Battery life doesn't tread closely on the heels of the best netbooks - take a bow Asus' Eee PC 1000H and MSI's Wind U100 - but with four hours of light use under its cutely proportioned belt, it's not bad at all.
We managed to get just under two and half hours of usage using a combination of Wi-Fi and 3G at home, which is pretty good going considering we spent much of our time watching Heroes in iPlayer's high quality mode, steaming internet radio, checking our email and surfing the internet almost constantly.
Watching video is a pleasure, too, as the Dell's plain good looks and quality build are matched by its 8.9in display. Like most of its ilk the Mini 9 settles for a resolution of 1,024 x 600, but controversially Dell have opted for a glossy finish.
It's not as bad as it sounds, though, and thanks to the screen's ample brightness we never had any problems using the Mini 9, even under direct sunlight. On the flipside, the glossy screen bestows images with a pleasing vivacity and depth - traits that only serve to emphasise the panel's surprisingly neutral colour reproduction.
Performance isn't a high point, but it's sufficient. The Atom N270 processor is partnered with 1GB of memory, and scored a modest 0.34 in our benchmarks.
The final ingredients of any self-respecting netbook are a comfy keyboard and trackpad combination. But, like so many other netbooks before it, the Dell only delivers half the recipe. The Mini 9's trackpad is one of the best we've encountered. It's wide, accurate and blessed with two distinct buttons. Unfortunately, that's where things start to go a bit sour.
The most positive thing you can say about the Mini 9's keyboard is that it's not as bad as that of Asus' 8.9 inch Eees. It's not that Dell hasn't made a good attempt at it, either.
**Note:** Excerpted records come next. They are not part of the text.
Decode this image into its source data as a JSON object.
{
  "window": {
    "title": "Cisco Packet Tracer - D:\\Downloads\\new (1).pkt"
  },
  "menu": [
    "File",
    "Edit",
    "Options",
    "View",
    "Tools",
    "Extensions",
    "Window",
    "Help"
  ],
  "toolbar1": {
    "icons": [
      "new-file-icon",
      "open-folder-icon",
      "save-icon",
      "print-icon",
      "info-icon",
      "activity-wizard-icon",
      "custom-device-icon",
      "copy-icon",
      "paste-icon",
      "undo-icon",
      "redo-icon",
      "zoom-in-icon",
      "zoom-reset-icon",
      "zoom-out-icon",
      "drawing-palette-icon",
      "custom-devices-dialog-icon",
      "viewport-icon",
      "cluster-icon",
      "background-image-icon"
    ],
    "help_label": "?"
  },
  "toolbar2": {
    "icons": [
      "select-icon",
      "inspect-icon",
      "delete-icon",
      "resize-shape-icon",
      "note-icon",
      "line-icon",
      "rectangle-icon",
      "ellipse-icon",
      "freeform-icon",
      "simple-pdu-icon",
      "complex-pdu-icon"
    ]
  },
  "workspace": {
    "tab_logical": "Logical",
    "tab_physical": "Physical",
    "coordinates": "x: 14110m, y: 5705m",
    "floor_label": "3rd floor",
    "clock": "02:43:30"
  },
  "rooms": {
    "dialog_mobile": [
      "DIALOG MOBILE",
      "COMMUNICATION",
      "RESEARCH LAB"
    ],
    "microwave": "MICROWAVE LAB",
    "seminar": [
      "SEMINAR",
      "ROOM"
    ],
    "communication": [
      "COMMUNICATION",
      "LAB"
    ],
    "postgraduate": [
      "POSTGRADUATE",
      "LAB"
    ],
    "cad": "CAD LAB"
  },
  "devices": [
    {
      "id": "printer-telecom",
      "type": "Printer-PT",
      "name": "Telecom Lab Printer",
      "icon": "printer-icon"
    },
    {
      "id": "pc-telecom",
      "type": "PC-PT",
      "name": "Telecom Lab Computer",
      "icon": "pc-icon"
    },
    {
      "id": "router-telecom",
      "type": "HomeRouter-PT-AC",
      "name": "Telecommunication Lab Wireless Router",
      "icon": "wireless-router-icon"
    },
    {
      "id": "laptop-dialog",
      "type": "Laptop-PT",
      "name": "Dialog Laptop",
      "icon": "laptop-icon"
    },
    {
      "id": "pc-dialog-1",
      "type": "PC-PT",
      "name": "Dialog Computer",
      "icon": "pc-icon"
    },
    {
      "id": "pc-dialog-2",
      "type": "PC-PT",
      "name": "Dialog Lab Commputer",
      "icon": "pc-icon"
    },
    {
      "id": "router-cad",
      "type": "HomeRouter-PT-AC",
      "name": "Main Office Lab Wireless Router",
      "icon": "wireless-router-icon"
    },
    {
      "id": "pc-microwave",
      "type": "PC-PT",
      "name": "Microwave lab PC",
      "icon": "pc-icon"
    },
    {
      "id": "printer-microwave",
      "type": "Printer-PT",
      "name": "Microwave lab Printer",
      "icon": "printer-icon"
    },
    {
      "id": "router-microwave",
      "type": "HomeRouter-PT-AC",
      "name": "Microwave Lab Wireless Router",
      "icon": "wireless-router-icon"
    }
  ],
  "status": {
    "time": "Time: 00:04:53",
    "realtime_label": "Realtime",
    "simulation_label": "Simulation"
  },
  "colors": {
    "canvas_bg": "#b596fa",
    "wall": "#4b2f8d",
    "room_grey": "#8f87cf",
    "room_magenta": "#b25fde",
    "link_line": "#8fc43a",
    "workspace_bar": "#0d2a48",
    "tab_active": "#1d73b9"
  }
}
They've gone as far as dispensing with dedicated Function keys altogether - instead relegating them to secondary FN key functions along the middle ASD row - and have done away with F11 and F12 completely.
This frees up plenty of vertical space, while leaving enough room for the fine trackpad but, unlike MSI's Wind, which takes full advantage of its wide frame by stretching the keys to the very edges, Dell has left about 10mm of fallow chassis on either side.